Reflexivity vs. Feedback Loops
Many may reflect on the above and be quick to compare reflexivity to feedback loops. While they often show up in similar places, the two have a few distinct differences. Feedback loops are self-reinforcing onto themselves; they have nothing to do with the participants of a market. Network effects, marginal cost / benefits of scale, and other positively reinforcing phenomena never interact with the outside market.
On the other hand, reflexivity requires thinking participants. It has no concern for the structural constraints or benefits. But, the “prevailing bias” of the market does have a similar effect compared to feedback loops.

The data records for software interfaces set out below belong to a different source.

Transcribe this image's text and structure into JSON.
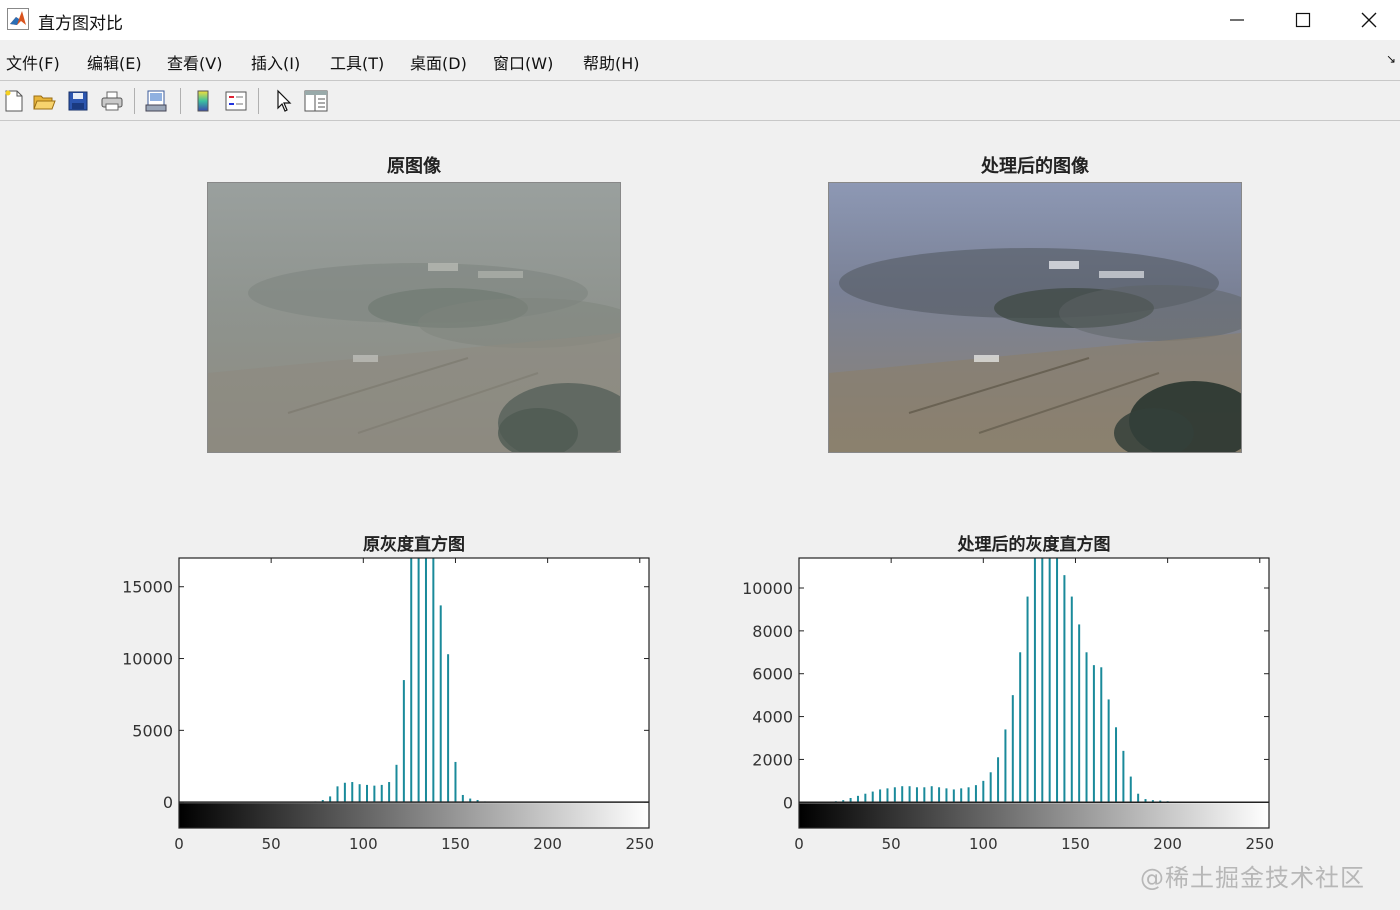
{
  "window": {
    "title": "直方图对比",
    "controls": {
      "minimize": "minimize-icon",
      "maximize": "maximize-icon",
      "close": "close-icon"
    }
  },
  "menu": {
    "items": [
      "文件(F)",
      "编辑(E)",
      "查看(V)",
      "插入(I)",
      "工具(T)",
      "桌面(D)",
      "窗口(W)",
      "帮助(H)"
    ],
    "dock_arrow": "↘"
  },
  "toolbar": {
    "icons": [
      "new-figure-icon",
      "open-file-icon",
      "save-icon",
      "print-icon",
      "link-figure-icon",
      "colorbar-icon",
      "legend-icon",
      "pointer-icon",
      "property-editor-icon"
    ]
  },
  "figure": {
    "images": [
      {
        "title": "原图像",
        "kind": "hazy"
      },
      {
        "title": "处理后的图像",
        "kind": "processed"
      }
    ]
  },
  "chart_data": [
    {
      "type": "bar",
      "title": "原灰度直方图",
      "xlim": [
        0,
        255
      ],
      "ylim": [
        -1800,
        17000
      ],
      "yticks": [
        0,
        5000,
        10000,
        15000
      ],
      "xticks": [
        0,
        50,
        100,
        150,
        200,
        250
      ],
      "color": "#1a8a9a",
      "x": [
        70,
        74,
        78,
        82,
        86,
        90,
        94,
        98,
        102,
        106,
        110,
        114,
        118,
        122,
        126,
        130,
        134,
        138,
        142,
        146,
        150,
        154,
        158,
        162,
        166,
        170,
        174
      ],
      "values": [
        0,
        50,
        150,
        400,
        1100,
        1350,
        1400,
        1250,
        1200,
        1150,
        1200,
        1400,
        2600,
        8500,
        17000,
        17000,
        17000,
        17000,
        13700,
        10300,
        2800,
        500,
        250,
        150,
        50,
        0,
        0
      ]
    },
    {
      "type": "bar",
      "title": "处理后的灰度直方图",
      "xlim": [
        0,
        255
      ],
      "ylim": [
        -1200,
        11400
      ],
      "yticks": [
        0,
        2000,
        4000,
        6000,
        8000,
        10000
      ],
      "xticks": [
        0,
        50,
        100,
        150,
        200,
        250
      ],
      "color": "#1a8a9a",
      "x": [
        20,
        24,
        28,
        32,
        36,
        40,
        44,
        48,
        52,
        56,
        60,
        64,
        68,
        72,
        76,
        80,
        84,
        88,
        92,
        96,
        100,
        104,
        108,
        112,
        116,
        120,
        124,
        128,
        132,
        136,
        140,
        144,
        148,
        152,
        156,
        160,
        164,
        168,
        172,
        176,
        180,
        184,
        188,
        192,
        196,
        200,
        204,
        208,
        212,
        216,
        220
      ],
      "values": [
        50,
        100,
        200,
        300,
        400,
        500,
        600,
        650,
        700,
        750,
        750,
        700,
        700,
        750,
        700,
        650,
        600,
        650,
        700,
        800,
        1000,
        1400,
        2100,
        3400,
        5000,
        7000,
        9600,
        11400,
        11400,
        11400,
        11400,
        10600,
        9600,
        8300,
        7000,
        6400,
        6300,
        4800,
        3500,
        2400,
        1200,
        400,
        150,
        100,
        80,
        50,
        30,
        20,
        10,
        5,
        0
      ]
    }
  ],
  "watermark": "@稀土掘金技术社区"
}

Soros explains,
When stock prices reinforce the underlying trend, we shall call the trend self-reinorcing; when they work in the opposite direction, self-correcting.
Third Body Reflexivity

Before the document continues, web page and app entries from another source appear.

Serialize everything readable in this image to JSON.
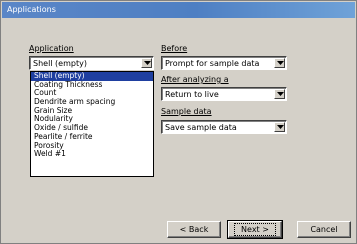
{
  "window": {
    "title": "Applications"
  },
  "application": {
    "label": "Application",
    "selected": "Shell (empty)",
    "options": [
      "Shell (empty)",
      "Coating Thickness",
      "Count",
      "Dendrite arm spacing",
      "Grain Size",
      "Nodularity",
      "Oxide / sulfide",
      "Pearlite / ferrite",
      "Porosity",
      "Weld #1"
    ]
  },
  "before": {
    "label": "Before",
    "value": "Prompt for sample data"
  },
  "after": {
    "label": "After analyzing a",
    "value": "Return to live"
  },
  "sample": {
    "label": "Sample data",
    "value": "Save sample data"
  },
  "buttons": {
    "back": "< Back",
    "next": "Next >",
    "cancel": "Cancel"
  },
  "icons": {
    "dropdown": "chevron-down-icon"
  }
}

Soros originally described his General Theory of Reflexivity long before the new paradigm of capital entered the market. While the idea of reflexivity became famous after Soros’s run-in with the BOE, he generally put the theory to practice in a market without a highly active monetary body being involved, the “third body,” as Ben Hunt calls it.
Monetary bodies were classically thought to be proactive defense mechanisms. But, since the financial crisis, these groups have formed a reflexive relationship with the market rather than the actual economy that underpins it. A tiered system emerges:
The monetary bodies now influence the markets they aim to anticipate
The markets influence the fundamental economy they aim to anticipate
Soros spends much of the back half of his book contemplating the idea of a global central bank. He turns and criticizes the very mechanism that made him so much money, floating exchange rates, and notes that they have been “a major source of disruption for the world’s economy" His prediction, or arguably plea depending on the interpretation of his text, has clearly still not come true today. The IMF is a far cry from being an international, unilateral controller of policy. And while the big four central banks (Fed, BOE, ECB, and Bank of Japan) have worked in concert, they are still inherently competitive.
Interestingly, Soros predicts that Japan could become the world superpower and notes that the U.S. would need to fall from its pedestal for this arrangement to work. I suppose Soros is still in the red on that trade.
Reflexivity Moving Forward
There is still a lot more to unpack when it comes to reflexivity. The political and societal implications for the phenomenon are seen everywhere but that is a topic for another time.
The most important question to consider today is: where will reflexivity break next? It certainly will as everything is cyclical, and we all have an incomplete and distorted view of the world that is driving this reflexive behavior. The self-reinforcing trends are kind while the self-correcting ones are destructive.
The 2x2 Inflation Debate - As always, Byrne Hobart has the most fine-tuned thinking around today’s hot topic.
My Mom, The Nomad - A great accompaniment to the new film, Nomadland.
Democracy does not reflect the will of the citizenry, it reflects the will of an activist class, which is not representative of the general population. Populists, in order to bring institutions more in line with what the majority of the people want, need to rely on a more centralized and heavy-handed government. The strongman is liberation from elites, who aren’t the best citizens, but those with the most desire to control people’s lives, often to enforce their idiosyncratic belief system on the rest of the public, and also a liberation from having to become like elites in order to fight them, so conservatives don’t have to give up on things like hobbies and starting families and devote their lives to activism.
I recently stumbled across the Swedish composer Franz Gordon. Born in 1971, he is a relatively recent contemporary composer. As you listen, you can hear remnants of Debussy and Chopin.
A few favorites: